Becoming a “language genius”
There are undoubtedly genetic factors when it comes to language learning ability. How much? That’s not clear at this point. However, one thing I know for sure is that people who are successful with languages have 1 thing in common: they use the right methods.
In high school, I suffered through Spanish classes and could barely hold a conversation after 5 years of “learning”. I was convinced that I didn’t have the language learning “gene”.
But I started learning Japanese in college, and using the right methods allowed me to become conversationally fluent in 2 years.
Here are the 3 main methods I use.
Use an SRS
SRS stands for “Spaced Repetition System”. These are basically flashcard apps that allow you to memorize words in the long term. SRS apps have an algorithm that automatically schedules a flashcard to be reviewed on a certain date based on how well you have retained the information.
I have been using SRS apps ever since I started learning Japanese. Many polyglots use SRS apps as well. There have been multiple studies showing the effectiveness of SRS on vocabulary retention. One study from Iowa State University found that “activities based on spaced repetition can lead to a nearly threefold improvement of vocabulary learning gains in EFL students without any changes to the rest of pedagogy in the classroom”.
Focus on comprehensive input

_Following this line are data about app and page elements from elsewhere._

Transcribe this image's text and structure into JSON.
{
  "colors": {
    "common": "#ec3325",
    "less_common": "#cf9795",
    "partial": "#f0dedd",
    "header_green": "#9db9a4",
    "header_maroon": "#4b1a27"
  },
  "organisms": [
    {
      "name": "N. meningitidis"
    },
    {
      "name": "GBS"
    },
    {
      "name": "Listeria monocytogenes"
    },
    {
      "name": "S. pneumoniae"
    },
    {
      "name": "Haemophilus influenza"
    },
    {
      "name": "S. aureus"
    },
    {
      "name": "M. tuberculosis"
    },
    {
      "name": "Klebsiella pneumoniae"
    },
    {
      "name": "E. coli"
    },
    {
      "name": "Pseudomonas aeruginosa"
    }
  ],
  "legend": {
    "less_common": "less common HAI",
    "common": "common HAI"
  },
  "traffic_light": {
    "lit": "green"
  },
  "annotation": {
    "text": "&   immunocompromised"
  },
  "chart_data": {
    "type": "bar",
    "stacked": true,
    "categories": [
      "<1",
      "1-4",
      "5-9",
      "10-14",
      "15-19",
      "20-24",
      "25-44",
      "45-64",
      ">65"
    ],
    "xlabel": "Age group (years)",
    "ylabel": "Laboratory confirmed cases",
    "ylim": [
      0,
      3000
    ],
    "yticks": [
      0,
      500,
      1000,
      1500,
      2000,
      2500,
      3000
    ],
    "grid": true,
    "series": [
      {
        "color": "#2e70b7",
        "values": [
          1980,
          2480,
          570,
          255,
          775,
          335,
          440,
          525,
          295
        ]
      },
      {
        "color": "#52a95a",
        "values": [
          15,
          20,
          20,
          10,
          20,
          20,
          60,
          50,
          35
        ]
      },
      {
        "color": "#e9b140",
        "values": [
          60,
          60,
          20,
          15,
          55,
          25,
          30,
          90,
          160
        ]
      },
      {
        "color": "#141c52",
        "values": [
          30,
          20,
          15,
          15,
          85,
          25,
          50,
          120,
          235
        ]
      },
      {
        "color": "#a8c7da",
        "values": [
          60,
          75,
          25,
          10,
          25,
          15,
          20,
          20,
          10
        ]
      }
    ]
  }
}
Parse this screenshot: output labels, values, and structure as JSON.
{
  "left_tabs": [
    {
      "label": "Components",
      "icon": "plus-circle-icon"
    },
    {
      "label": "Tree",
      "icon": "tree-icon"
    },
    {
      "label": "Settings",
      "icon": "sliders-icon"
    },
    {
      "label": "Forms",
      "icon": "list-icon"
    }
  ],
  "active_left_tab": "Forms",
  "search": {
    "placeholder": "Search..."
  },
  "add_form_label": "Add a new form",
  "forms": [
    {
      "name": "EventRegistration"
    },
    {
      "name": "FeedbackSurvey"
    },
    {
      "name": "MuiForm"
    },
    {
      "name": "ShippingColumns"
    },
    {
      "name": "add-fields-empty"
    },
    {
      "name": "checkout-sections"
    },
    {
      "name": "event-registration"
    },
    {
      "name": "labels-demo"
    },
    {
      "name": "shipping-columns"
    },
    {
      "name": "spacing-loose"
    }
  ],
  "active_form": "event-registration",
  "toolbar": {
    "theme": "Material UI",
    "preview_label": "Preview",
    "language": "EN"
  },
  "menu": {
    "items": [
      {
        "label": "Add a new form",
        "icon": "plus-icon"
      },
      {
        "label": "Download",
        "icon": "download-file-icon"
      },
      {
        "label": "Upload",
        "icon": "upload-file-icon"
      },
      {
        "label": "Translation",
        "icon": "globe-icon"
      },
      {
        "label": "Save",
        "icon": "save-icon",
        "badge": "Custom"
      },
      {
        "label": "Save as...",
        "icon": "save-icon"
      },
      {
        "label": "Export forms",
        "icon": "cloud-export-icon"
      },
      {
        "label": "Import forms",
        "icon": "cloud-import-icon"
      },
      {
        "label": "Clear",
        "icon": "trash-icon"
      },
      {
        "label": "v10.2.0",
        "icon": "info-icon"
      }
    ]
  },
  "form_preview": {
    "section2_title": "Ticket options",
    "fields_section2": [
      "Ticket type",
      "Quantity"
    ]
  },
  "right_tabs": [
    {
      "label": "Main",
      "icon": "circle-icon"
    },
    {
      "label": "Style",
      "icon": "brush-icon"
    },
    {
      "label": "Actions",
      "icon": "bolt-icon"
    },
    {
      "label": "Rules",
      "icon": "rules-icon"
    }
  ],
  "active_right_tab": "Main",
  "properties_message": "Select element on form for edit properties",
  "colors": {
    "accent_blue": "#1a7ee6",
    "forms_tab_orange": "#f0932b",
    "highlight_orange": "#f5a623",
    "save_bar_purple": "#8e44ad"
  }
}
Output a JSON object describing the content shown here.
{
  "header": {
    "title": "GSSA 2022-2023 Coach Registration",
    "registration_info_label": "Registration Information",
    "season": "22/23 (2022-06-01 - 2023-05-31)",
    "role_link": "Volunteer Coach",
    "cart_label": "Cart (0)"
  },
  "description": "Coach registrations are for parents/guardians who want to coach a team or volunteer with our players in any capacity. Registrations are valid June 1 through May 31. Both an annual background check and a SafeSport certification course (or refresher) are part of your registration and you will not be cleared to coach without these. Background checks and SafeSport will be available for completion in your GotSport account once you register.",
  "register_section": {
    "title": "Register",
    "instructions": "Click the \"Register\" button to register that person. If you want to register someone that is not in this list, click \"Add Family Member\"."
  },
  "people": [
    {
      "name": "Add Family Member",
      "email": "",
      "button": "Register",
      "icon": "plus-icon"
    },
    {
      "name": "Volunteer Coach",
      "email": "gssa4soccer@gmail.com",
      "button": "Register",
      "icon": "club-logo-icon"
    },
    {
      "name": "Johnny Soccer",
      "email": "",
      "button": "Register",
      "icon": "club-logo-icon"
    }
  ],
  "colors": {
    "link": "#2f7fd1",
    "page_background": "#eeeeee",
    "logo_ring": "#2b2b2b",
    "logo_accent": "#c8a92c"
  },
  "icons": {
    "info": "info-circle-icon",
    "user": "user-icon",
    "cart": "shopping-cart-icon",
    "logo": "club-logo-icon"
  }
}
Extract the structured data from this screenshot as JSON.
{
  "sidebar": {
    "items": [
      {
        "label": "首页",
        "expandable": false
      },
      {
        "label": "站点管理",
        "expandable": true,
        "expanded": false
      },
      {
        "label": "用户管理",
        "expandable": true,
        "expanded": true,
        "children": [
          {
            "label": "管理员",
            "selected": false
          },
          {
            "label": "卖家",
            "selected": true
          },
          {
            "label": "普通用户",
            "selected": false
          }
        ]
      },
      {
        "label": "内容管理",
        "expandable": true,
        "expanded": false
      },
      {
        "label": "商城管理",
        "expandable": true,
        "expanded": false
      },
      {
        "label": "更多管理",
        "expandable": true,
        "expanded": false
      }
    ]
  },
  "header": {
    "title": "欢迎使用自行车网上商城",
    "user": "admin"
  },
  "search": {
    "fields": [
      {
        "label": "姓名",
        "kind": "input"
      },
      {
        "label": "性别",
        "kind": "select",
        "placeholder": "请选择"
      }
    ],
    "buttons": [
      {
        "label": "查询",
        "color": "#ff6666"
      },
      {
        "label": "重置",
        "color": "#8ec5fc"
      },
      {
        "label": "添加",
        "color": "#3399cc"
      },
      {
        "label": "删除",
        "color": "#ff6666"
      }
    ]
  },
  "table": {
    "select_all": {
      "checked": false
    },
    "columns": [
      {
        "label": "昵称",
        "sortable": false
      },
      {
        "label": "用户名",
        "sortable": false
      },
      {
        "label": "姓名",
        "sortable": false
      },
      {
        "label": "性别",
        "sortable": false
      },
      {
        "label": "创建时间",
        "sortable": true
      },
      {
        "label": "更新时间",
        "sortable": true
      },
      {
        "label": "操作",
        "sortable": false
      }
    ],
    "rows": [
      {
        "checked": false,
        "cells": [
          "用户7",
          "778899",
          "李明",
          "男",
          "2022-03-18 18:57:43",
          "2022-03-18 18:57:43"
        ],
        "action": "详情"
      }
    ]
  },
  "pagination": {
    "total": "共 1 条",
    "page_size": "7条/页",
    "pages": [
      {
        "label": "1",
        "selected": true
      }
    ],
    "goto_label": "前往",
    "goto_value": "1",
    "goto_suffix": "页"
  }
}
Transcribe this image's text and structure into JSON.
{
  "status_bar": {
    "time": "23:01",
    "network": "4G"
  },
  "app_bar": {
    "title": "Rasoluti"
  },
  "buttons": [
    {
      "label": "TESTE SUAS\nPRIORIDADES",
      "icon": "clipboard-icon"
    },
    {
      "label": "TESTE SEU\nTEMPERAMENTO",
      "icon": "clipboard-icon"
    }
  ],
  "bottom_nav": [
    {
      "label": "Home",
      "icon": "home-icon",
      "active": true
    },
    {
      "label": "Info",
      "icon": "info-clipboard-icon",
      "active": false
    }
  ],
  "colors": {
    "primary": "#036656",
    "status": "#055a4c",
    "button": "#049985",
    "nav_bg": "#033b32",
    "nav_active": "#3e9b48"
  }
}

If you are a language learner already, you have probably heard of something called “comprehensive input”. This concept was popularized by Dr. Stephen Krashen.
After multiple decades of studying second language acquisition, Dr. Krashen found that students learned better when exposed to content that they could understand (comprehensible content). In other words, you should try to read and listen to things that are at your level, or slightly above.
It’s all about consistency
Clearly, there are learning methods that are more effective than others. However, don’t try to go for the most effective method if you don’t enjoy using it. Language learning is a long term endeavor, and you need to practice every day. You won’t be able to do that if you use methods that don’t fit your personal preferences.
It’s like dieting: Pretty much everyone can lose weight in the short term, but 95% of people regain that weight (and then some more). The difficult part of language learning is the same as that of dieting: don’t look for the magic pill or method, find something that you can maintain in the long term.